Current ecosystem companies from the ocean are expected to be decreased at 1.5°C of world warming, with losses being even greater at 2°C of world warming (high confidence). Risks associated with other biodiversity-related components, such as forest fires, extreme weather occasions, and the spread of invasive species, pests and diseases, would even be decrease at 1.5°C than at 2°C of warming (high confidence), supporting a better persistence of ecosystem providers.
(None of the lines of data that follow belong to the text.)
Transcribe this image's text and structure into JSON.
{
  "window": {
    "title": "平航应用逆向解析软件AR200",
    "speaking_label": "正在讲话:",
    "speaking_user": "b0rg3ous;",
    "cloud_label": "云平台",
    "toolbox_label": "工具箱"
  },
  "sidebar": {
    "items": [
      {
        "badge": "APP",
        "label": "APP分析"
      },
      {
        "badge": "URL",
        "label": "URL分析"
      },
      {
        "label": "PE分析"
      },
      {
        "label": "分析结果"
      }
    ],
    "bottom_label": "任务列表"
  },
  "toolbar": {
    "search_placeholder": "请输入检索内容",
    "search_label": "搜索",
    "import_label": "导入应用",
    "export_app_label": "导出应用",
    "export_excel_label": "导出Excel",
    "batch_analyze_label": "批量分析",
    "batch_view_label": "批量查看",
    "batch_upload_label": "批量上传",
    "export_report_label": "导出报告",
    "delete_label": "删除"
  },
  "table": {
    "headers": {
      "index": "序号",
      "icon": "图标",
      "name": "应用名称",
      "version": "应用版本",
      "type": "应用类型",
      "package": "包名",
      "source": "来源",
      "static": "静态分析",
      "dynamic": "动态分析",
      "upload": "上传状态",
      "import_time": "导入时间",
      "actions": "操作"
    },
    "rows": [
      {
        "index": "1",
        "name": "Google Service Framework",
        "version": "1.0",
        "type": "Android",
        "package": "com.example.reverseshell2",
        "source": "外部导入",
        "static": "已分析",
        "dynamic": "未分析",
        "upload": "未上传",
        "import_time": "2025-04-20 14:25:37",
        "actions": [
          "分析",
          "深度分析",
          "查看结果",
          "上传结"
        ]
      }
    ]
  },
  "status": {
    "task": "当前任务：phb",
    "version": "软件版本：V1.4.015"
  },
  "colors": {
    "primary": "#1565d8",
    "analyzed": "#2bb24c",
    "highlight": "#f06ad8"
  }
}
Risks to natural and human systems are expected to be lower at 1.5°C than at 2°C of worldwide warming (high confidence). Larger dangers are expected for a lot of areas and techniques for global warming at 1.5°C, as in comparison with as we speak, with adaptation required now and as much as 1.5°C. However, dangers can be bigger at 2°C of warming and an excellent higher effort can be wanted for adaptation to a temperature enhance of that magnitude (high confidence). The risks of declining ocean productivity, shifts of species to larger latitudes, harm to ecosystems (e.g., coral reefs, and mangroves, seagrass and other wetland ecosystems), loss of fisheries productiveness (at low latitudes), and adjustments to ocean chemistry (e.g., acidification, hypoxia and useless zones) are projected to be considerably lower when international warming is limited to 1.5°C (high confidence).

A smaller sea level rise may mean that as much as 10.4 million fewer individuals (primarily based on the 2010 world population and assuming no adaptation) would be uncovered to the impacts of sea stage rise globally in 2100 at 1.5°C compared to at 2°C. A slower charge of sea stage rise allows higher alternatives for adaptation (medium confidence). For international warming from 1.5°C to 2°C, risks across vitality, meals, and water sectors might overlap spatially and temporally, creating new – and exacerbating present – hazards, exposures, and vulnerabilities that might have an effect on increasing numbers of people and regions (medium confidence). Limiting world warming to 1.5°C instead of 2°C could result in round 420 million fewer individuals being often exposed to extreme heatwaves, and about sixty five million fewer people being uncovered to exceptional heatwaves, assuming constant vulnerability (medium confidence). Constraining warming to 1.5°C would stop the thawing of an estimated permafrost space of 1.5 to 2.5 million km2 over centuries compared to thawing beneath 2°C (medium confidence). The regions with the most important will increase in heavy precipitation occasions for 1.5°C to 2°C world warming embrace: several excessive-latitude areas (e.g. Alaska/western Canada, japanese Canada/ Greenland/Iceland, northern Europe and northern Asia); mountainous regions (e.g.,Tibetan Plateau); japanese Asia (together with China and Japan); and eastern North America (medium confidence).

Model simulations counsel that not less than one sea-ice-free Arctic summer season is anticipated each 10 years for world warming of 2°C, with the frequency reducing to at least one sea-ice-free Arctic summer every 100 years under 1.5°C (medium confidence). Depending on future socio-economic situations, limiting global warming to 1.5°C, compared to 2°C, could scale back the proportion of the world inhabitants exposed to a local weather change-induced increase in water stress by as much as 50%, although there’s considerable variability between areas (medium confidence). Large-scale deployment of BECCS and/or AR would have a far-reaching land and water footprint (excessive confidence). There are multiple lines of evidence that ocean warming and acidification corresponding to 1.5°C of world warming would influence a variety of marine organisms and ecosystems, in addition to sectors comparable to aquaculture and fisheries (excessive confidence). Global warming of 2°C would result in an enlargement of areas with important will increase in runoff, in addition to those affected by flood hazard, compared to circumstances at 1.5°C (medium confidence). Global warming of 1.5°C would additionally result in an expansion of the global land space with significant increases in runoff (medium confidence) and an increase in flood hazard in some regions (medium confidence) compared to current-day conditions.